• Exercise directions:
From the data below, copy each line that includes the word "number".

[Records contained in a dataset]
::::

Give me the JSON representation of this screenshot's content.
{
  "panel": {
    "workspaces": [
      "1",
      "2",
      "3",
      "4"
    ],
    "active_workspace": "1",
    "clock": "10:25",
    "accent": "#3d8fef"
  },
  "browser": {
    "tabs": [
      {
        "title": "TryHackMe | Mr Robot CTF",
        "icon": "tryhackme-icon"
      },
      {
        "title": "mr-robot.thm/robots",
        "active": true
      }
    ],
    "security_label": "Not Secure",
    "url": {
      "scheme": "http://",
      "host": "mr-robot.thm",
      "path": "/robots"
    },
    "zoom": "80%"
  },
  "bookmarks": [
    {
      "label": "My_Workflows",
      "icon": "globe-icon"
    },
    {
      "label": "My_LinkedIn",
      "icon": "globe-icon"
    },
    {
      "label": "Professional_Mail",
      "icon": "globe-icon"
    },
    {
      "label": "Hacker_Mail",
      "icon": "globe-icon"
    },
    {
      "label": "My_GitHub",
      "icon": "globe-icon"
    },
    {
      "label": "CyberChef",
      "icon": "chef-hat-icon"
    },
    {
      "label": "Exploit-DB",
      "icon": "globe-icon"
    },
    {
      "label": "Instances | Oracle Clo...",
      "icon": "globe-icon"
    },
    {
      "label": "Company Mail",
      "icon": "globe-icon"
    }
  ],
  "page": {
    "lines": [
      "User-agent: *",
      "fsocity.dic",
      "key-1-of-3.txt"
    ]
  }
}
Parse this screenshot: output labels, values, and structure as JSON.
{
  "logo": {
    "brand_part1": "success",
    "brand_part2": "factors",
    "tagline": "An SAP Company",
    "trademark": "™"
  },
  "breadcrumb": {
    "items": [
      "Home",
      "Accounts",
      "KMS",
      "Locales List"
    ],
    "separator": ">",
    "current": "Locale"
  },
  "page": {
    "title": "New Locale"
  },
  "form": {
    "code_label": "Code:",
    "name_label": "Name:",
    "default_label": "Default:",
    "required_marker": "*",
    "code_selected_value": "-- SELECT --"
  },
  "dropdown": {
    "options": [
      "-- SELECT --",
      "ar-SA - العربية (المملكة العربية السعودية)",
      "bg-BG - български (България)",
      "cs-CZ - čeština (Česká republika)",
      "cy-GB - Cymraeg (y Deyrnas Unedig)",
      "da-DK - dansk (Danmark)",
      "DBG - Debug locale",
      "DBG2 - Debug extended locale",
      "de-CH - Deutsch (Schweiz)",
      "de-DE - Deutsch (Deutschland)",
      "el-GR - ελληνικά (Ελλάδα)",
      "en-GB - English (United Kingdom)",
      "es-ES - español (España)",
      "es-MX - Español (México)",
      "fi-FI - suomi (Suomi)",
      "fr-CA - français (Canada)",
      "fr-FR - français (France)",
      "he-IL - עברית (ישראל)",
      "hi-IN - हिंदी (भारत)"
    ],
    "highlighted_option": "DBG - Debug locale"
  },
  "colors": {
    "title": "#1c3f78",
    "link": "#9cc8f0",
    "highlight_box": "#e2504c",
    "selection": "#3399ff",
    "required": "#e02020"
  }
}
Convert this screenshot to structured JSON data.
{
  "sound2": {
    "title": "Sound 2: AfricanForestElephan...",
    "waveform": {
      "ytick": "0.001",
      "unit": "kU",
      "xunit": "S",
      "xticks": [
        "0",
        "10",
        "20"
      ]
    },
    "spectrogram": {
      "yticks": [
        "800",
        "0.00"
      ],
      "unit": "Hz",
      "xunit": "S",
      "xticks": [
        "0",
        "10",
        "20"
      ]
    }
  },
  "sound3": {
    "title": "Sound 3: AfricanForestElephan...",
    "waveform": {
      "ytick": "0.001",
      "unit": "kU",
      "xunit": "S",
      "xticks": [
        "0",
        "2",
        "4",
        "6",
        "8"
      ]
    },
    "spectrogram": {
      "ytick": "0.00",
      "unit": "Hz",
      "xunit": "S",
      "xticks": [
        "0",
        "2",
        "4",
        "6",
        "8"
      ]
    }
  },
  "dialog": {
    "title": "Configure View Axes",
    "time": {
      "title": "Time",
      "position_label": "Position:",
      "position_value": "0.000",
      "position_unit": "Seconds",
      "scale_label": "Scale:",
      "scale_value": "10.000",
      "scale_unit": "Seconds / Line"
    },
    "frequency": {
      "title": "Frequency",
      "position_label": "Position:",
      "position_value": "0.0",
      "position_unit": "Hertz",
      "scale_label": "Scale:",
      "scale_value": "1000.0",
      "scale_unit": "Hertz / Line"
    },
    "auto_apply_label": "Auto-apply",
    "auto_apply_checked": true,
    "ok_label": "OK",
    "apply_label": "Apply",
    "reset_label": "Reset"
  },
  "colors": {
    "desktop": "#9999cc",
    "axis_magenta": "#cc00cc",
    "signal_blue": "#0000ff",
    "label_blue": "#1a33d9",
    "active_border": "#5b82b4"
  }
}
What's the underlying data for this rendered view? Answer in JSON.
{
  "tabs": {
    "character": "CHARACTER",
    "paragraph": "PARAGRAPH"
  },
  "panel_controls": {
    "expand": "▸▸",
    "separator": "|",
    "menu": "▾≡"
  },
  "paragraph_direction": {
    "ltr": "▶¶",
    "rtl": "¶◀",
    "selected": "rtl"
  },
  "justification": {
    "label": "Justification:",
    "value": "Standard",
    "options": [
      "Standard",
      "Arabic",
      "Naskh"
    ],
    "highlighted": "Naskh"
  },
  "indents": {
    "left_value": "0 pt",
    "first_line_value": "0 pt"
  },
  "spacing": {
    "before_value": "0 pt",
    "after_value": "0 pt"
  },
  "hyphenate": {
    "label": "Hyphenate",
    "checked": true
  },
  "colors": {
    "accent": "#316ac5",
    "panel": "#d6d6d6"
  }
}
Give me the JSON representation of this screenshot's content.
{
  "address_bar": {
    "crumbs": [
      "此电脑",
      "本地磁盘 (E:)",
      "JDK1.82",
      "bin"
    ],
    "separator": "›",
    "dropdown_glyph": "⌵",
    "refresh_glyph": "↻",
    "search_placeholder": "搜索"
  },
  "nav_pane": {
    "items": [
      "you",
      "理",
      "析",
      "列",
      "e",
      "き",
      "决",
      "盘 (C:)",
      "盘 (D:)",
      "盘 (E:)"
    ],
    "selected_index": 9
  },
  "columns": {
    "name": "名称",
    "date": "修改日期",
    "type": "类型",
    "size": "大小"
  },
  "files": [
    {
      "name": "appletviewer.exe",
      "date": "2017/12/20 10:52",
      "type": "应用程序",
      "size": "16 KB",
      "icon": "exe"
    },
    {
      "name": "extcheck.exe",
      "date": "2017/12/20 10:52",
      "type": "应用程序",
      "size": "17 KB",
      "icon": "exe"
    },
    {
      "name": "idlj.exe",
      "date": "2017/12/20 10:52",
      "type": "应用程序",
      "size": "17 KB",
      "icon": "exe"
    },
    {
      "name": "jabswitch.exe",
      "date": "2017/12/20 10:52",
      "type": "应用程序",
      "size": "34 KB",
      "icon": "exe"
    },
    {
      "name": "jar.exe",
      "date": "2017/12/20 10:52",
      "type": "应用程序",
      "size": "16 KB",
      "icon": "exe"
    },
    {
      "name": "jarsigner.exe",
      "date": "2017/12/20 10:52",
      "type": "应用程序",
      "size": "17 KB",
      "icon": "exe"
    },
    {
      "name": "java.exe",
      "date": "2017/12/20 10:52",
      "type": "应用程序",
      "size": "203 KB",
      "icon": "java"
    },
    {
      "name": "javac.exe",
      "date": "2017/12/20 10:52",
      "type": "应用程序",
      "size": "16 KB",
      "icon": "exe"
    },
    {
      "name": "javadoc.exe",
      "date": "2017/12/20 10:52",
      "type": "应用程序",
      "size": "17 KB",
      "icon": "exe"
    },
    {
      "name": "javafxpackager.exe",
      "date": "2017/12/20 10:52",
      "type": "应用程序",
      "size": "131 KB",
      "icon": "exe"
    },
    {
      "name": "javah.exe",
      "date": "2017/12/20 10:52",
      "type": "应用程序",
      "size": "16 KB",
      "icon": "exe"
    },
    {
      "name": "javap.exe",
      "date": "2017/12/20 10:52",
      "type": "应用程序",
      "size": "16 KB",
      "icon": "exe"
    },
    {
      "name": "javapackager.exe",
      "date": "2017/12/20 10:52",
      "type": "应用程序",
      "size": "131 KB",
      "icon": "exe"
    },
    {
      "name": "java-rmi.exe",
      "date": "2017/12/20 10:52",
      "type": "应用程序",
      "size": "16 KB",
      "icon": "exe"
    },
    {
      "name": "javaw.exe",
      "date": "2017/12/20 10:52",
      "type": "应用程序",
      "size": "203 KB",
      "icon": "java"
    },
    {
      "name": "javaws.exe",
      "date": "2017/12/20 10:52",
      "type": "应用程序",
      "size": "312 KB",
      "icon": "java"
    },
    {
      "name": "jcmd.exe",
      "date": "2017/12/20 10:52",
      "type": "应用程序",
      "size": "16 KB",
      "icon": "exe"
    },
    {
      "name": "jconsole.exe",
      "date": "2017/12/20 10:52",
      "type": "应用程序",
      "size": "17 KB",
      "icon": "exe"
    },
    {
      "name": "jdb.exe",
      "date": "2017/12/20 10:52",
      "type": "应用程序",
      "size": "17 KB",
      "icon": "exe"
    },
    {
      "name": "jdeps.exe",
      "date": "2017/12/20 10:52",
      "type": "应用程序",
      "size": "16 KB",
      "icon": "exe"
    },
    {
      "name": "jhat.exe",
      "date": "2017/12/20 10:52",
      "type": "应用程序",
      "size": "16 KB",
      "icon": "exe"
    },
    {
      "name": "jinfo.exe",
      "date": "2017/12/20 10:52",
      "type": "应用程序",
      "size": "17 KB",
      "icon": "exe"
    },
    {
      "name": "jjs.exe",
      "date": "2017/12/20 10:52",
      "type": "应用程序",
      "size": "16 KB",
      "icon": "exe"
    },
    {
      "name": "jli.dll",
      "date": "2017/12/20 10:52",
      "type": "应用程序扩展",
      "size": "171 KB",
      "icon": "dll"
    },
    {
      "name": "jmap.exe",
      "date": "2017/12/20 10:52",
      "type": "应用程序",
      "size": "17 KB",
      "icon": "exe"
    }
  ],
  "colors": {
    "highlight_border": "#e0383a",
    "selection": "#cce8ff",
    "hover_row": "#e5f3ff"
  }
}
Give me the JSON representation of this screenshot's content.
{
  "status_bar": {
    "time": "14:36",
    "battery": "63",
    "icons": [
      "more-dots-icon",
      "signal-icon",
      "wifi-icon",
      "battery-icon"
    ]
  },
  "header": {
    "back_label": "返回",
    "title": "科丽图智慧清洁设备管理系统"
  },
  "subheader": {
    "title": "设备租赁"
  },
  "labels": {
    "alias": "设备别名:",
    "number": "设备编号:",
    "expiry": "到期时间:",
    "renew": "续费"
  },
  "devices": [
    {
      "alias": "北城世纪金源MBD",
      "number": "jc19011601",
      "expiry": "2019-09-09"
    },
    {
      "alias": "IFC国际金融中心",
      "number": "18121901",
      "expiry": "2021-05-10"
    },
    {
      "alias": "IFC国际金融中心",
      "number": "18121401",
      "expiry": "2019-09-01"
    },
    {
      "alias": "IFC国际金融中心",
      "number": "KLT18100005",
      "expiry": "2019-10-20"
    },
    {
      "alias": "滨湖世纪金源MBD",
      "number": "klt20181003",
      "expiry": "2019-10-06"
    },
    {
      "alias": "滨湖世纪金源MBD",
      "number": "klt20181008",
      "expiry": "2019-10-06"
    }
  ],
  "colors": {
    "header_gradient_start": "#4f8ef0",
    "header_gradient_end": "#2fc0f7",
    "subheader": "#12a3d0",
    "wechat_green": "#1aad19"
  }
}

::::

• Solution:
    "number": "设备编号:",
      "number": "jc19011601",
      "number": "18121901",
      "number": "18121401",
      "number": "KLT18100005",
      "number": "klt20181003",
      "number": "klt20181008",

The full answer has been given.